---------- DATASET RECORDS
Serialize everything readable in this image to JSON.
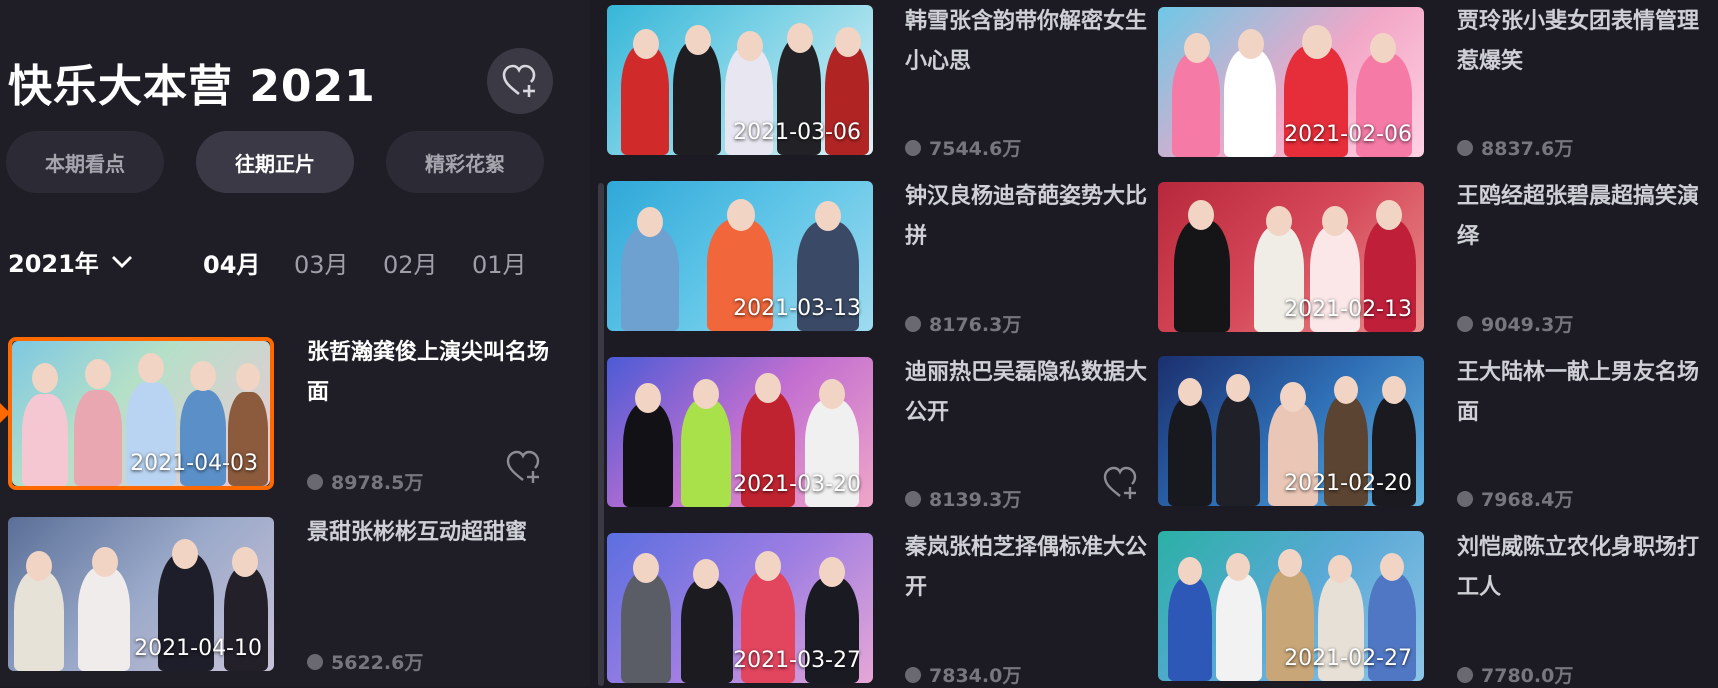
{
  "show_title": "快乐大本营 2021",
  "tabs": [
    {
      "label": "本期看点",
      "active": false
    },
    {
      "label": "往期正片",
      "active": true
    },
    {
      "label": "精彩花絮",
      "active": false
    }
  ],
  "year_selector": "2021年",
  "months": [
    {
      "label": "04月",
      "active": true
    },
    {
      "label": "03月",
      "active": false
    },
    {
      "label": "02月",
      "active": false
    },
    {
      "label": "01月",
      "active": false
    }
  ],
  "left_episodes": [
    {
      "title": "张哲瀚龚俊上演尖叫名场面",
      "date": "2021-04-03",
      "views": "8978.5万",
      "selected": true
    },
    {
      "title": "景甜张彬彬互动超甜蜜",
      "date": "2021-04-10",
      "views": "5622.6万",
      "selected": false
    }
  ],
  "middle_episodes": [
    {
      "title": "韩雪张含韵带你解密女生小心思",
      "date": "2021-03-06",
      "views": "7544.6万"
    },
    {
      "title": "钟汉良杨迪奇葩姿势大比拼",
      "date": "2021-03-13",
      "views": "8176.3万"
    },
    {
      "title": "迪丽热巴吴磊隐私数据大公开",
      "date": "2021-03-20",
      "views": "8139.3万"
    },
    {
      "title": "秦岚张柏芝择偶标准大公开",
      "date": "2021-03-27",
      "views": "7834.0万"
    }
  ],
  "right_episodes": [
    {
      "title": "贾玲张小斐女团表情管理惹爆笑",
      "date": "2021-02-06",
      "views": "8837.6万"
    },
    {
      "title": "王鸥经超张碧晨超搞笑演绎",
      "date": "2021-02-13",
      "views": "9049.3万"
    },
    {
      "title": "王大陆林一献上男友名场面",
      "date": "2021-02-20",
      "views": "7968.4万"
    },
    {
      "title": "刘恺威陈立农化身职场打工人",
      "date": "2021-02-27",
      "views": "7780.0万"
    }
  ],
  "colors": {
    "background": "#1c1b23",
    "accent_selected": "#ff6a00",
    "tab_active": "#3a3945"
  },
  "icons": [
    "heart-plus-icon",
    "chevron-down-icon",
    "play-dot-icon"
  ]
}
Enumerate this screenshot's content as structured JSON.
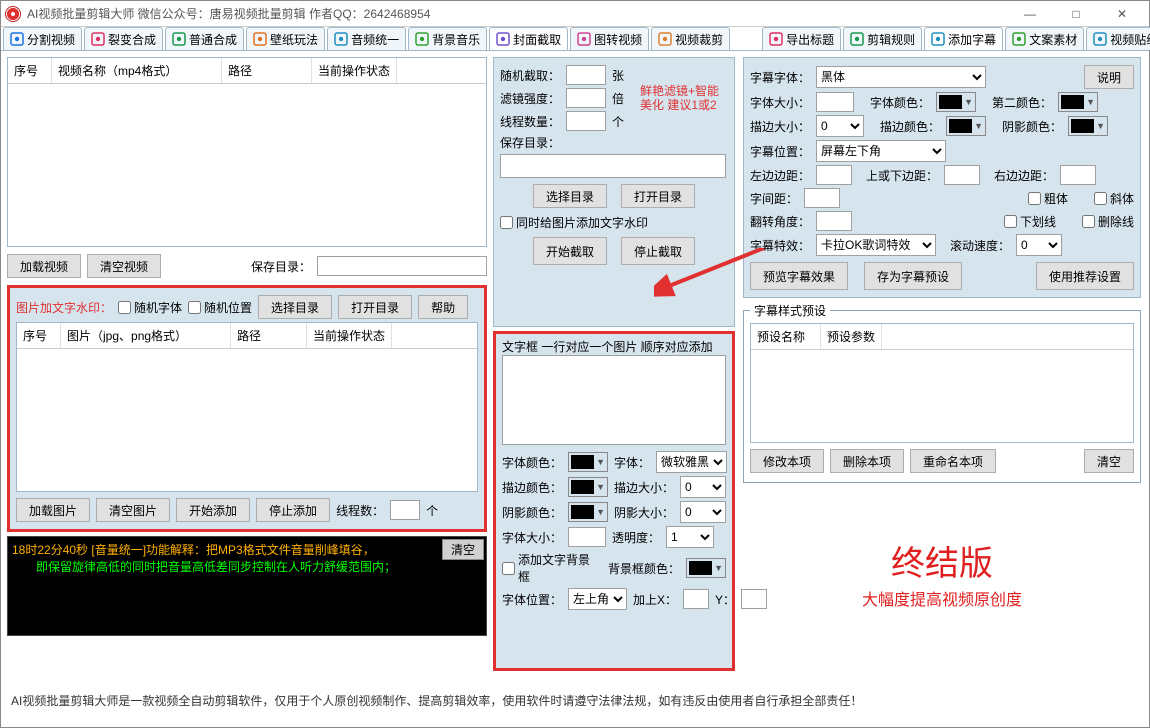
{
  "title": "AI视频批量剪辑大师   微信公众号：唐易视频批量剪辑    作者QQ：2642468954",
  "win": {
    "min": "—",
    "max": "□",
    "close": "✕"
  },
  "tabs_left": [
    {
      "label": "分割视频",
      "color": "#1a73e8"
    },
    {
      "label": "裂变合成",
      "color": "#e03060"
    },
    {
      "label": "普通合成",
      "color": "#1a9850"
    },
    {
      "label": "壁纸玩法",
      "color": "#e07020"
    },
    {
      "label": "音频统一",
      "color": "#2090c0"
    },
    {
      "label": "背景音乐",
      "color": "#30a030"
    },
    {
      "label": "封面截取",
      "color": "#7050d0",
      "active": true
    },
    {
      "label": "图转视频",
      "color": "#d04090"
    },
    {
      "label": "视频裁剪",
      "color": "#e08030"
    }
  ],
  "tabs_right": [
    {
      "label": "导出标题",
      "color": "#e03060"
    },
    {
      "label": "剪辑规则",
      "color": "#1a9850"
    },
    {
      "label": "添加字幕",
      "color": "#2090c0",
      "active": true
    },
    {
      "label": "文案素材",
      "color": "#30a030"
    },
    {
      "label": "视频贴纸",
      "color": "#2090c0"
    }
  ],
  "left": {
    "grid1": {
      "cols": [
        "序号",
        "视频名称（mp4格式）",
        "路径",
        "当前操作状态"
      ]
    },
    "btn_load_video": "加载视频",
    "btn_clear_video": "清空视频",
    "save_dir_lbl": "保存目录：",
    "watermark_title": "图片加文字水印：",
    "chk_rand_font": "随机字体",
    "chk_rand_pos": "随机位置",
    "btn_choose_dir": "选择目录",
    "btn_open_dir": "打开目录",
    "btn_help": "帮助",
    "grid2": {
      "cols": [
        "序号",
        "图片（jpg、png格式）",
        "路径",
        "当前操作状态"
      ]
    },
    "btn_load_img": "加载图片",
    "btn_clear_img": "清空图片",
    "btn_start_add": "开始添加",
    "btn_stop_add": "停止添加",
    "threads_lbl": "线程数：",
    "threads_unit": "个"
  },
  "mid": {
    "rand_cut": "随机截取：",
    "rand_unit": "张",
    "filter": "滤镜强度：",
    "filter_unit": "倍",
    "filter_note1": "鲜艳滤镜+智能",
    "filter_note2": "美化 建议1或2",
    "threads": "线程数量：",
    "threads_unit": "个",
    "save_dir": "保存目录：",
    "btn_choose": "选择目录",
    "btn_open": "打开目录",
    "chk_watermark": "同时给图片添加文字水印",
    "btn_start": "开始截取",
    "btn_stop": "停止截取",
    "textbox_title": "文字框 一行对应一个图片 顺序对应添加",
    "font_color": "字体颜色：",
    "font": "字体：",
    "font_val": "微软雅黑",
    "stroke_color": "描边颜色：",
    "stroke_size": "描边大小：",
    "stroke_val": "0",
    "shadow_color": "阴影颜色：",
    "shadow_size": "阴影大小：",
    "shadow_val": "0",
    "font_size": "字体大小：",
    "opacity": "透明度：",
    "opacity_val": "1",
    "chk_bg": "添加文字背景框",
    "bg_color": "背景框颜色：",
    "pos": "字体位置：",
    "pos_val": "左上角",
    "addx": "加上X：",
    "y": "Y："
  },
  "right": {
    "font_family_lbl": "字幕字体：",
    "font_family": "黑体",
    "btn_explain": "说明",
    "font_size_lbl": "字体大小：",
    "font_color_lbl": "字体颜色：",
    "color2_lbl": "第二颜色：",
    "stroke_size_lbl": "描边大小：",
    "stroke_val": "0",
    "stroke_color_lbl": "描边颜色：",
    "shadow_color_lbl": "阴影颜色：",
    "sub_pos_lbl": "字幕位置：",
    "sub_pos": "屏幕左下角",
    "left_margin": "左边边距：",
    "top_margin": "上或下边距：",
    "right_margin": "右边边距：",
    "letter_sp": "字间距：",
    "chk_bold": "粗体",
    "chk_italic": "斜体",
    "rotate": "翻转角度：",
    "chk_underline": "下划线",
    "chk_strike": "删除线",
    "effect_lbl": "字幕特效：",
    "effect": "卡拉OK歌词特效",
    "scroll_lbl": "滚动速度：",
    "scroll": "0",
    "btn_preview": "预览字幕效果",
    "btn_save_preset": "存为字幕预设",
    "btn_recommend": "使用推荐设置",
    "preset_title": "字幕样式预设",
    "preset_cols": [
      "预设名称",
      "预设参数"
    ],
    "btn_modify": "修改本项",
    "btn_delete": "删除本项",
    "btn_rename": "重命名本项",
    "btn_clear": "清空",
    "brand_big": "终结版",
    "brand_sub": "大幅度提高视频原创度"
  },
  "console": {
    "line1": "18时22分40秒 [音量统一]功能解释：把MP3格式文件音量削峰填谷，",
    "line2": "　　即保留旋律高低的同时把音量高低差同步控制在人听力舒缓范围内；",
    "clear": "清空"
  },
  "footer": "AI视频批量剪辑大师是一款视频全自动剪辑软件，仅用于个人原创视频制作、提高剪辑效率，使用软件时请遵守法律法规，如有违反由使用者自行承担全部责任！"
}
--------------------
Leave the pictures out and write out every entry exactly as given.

Serialize everything readable in this image to JSON.
{
  "show_title": "快乐大本营 2021",
  "tabs": [
    {
      "label": "本期看点",
      "active": false
    },
    {
      "label": "往期正片",
      "active": true
    },
    {
      "label": "精彩花絮",
      "active": false
    }
  ],
  "year_selector": "2021年",
  "months": [
    {
      "label": "04月",
      "active": true
    },
    {
      "label": "03月",
      "active": false
    },
    {
      "label": "02月",
      "active": false
    },
    {
      "label": "01月",
      "active": false
    }
  ],
  "left_episodes": [
    {
      "title": "张哲瀚龚俊上演尖叫名场面",
      "date": "2021-04-03",
      "views": "8978.5万",
      "selected": true
    },
    {
      "title": "景甜张彬彬互动超甜蜜",
      "date": "2021-04-10",
      "views": "5622.6万",
      "selected": false
    }
  ],
  "middle_episodes": [
    {
      "title": "韩雪张含韵带你解密女生小心思",
      "date": "2021-03-06",
      "views": "7544.6万"
    },
    {
      "title": "钟汉良杨迪奇葩姿势大比拼",
      "date": "2021-03-13",
      "views": "8176.3万"
    },
    {
      "title": "迪丽热巴吴磊隐私数据大公开",
      "date": "2021-03-20",
      "views": "8139.3万"
    },
    {
      "title": "秦岚张柏芝择偶标准大公开",
      "date": "2021-03-27",
      "views": "7834.0万"
    }
  ],
  "right_episodes": [
    {
      "title": "贾玲张小斐女团表情管理惹爆笑",
      "date": "2021-02-06",
      "views": "8837.6万"
    },
    {
      "title": "王鸥经超张碧晨超搞笑演绎",
      "date": "2021-02-13",
      "views": "9049.3万"
    },
    {
      "title": "王大陆林一献上男友名场面",
      "date": "2021-02-20",
      "views": "7968.4万"
    },
    {
      "title": "刘恺威陈立农化身职场打工人",
      "date": "2021-02-27",
      "views": "7780.0万"
    }
  ],
  "colors": {
    "background": "#1c1b23",
    "accent_selected": "#ff6a00",
    "tab_active": "#3a3945"
  },
  "icons": [
    "heart-plus-icon",
    "chevron-down-icon",
    "play-dot-icon"
  ]
}
Enumerate this screenshot's content as structured JSON.
{
  "title": "AI视频批量剪辑大师   微信公众号：唐易视频批量剪辑    作者QQ：2642468954",
  "win": {
    "min": "—",
    "max": "□",
    "close": "✕"
  },
  "tabs_left": [
    {
      "label": "分割视频",
      "color": "#1a73e8"
    },
    {
      "label": "裂变合成",
      "color": "#e03060"
    },
    {
      "label": "普通合成",
      "color": "#1a9850"
    },
    {
      "label": "壁纸玩法",
      "color": "#e07020"
    },
    {
      "label": "音频统一",
      "color": "#2090c0"
    },
    {
      "label": "背景音乐",
      "color": "#30a030"
    },
    {
      "label": "封面截取",
      "color": "#7050d0",
      "active": true
    },
    {
      "label": "图转视频",
      "color": "#d04090"
    },
    {
      "label": "视频裁剪",
      "color": "#e08030"
    }
  ],
  "tabs_right": [
    {
      "label": "导出标题",
      "color": "#e03060"
    },
    {
      "label": "剪辑规则",
      "color": "#1a9850"
    },
    {
      "label": "添加字幕",
      "color": "#2090c0",
      "active": true
    },
    {
      "label": "文案素材",
      "color": "#30a030"
    },
    {
      "label": "视频贴纸",
      "color": "#2090c0"
    }
  ],
  "left": {
    "grid1": {
      "cols": [
        "序号",
        "视频名称（mp4格式）",
        "路径",
        "当前操作状态"
      ]
    },
    "btn_load_video": "加载视频",
    "btn_clear_video": "清空视频",
    "save_dir_lbl": "保存目录：",
    "watermark_title": "图片加文字水印：",
    "chk_rand_font": "随机字体",
    "chk_rand_pos": "随机位置",
    "btn_choose_dir": "选择目录",
    "btn_open_dir": "打开目录",
    "btn_help": "帮助",
    "grid2": {
      "cols": [
        "序号",
        "图片（jpg、png格式）",
        "路径",
        "当前操作状态"
      ]
    },
    "btn_load_img": "加载图片",
    "btn_clear_img": "清空图片",
    "btn_start_add": "开始添加",
    "btn_stop_add": "停止添加",
    "threads_lbl": "线程数：",
    "threads_unit": "个"
  },
  "mid": {
    "rand_cut": "随机截取：",
    "rand_unit": "张",
    "filter": "滤镜强度：",
    "filter_unit": "倍",
    "filter_note1": "鲜艳滤镜+智能",
    "filter_note2": "美化 建议1或2",
    "threads": "线程数量：",
    "threads_unit": "个",
    "save_dir": "保存目录：",
    "btn_choose": "选择目录",
    "btn_open": "打开目录",
    "chk_watermark": "同时给图片添加文字水印",
    "btn_start": "开始截取",
    "btn_stop": "停止截取",
    "textbox_title": "文字框 一行对应一个图片 顺序对应添加",
    "font_color": "字体颜色：",
    "font": "字体：",
    "font_val": "微软雅黑",
    "stroke_color": "描边颜色：",
    "stroke_size": "描边大小：",
    "stroke_val": "0",
    "shadow_color": "阴影颜色：",
    "shadow_size": "阴影大小：",
    "shadow_val": "0",
    "font_size": "字体大小：",
    "opacity": "透明度：",
    "opacity_val": "1",
    "chk_bg": "添加文字背景框",
    "bg_color": "背景框颜色：",
    "pos": "字体位置：",
    "pos_val": "左上角",
    "addx": "加上X：",
    "y": "Y："
  },
  "right": {
    "font_family_lbl": "字幕字体：",
    "font_family": "黑体",
    "btn_explain": "说明",
    "font_size_lbl": "字体大小：",
    "font_color_lbl": "字体颜色：",
    "color2_lbl": "第二颜色：",
    "stroke_size_lbl": "描边大小：",
    "stroke_val": "0",
    "stroke_color_lbl": "描边颜色：",
    "shadow_color_lbl": "阴影颜色：",
    "sub_pos_lbl": "字幕位置：",
    "sub_pos": "屏幕左下角",
    "left_margin": "左边边距：",
    "top_margin": "上或下边距：",
    "right_margin": "右边边距：",
    "letter_sp": "字间距：",
    "chk_bold": "粗体",
    "chk_italic": "斜体",
    "rotate": "翻转角度：",
    "chk_underline": "下划线",
    "chk_strike": "删除线",
    "effect_lbl": "字幕特效：",
    "effect": "卡拉OK歌词特效",
    "scroll_lbl": "滚动速度：",
    "scroll": "0",
    "btn_preview": "预览字幕效果",
    "btn_save_preset": "存为字幕预设",
    "btn_recommend": "使用推荐设置",
    "preset_title": "字幕样式预设",
    "preset_cols": [
      "预设名称",
      "预设参数"
    ],
    "btn_modify": "修改本项",
    "btn_delete": "删除本项",
    "btn_rename": "重命名本项",
    "btn_clear": "清空",
    "brand_big": "终结版",
    "brand_sub": "大幅度提高视频原创度"
  },
  "console": {
    "line1": "18时22分40秒 [音量统一]功能解释：把MP3格式文件音量削峰填谷，",
    "line2": "　　即保留旋律高低的同时把音量高低差同步控制在人听力舒缓范围内；",
    "clear": "清空"
  },
  "footer": "AI视频批量剪辑大师是一款视频全自动剪辑软件，仅用于个人原创视频制作、提高剪辑效率，使用软件时请遵守法律法规，如有违反由使用者自行承担全部责任！"
}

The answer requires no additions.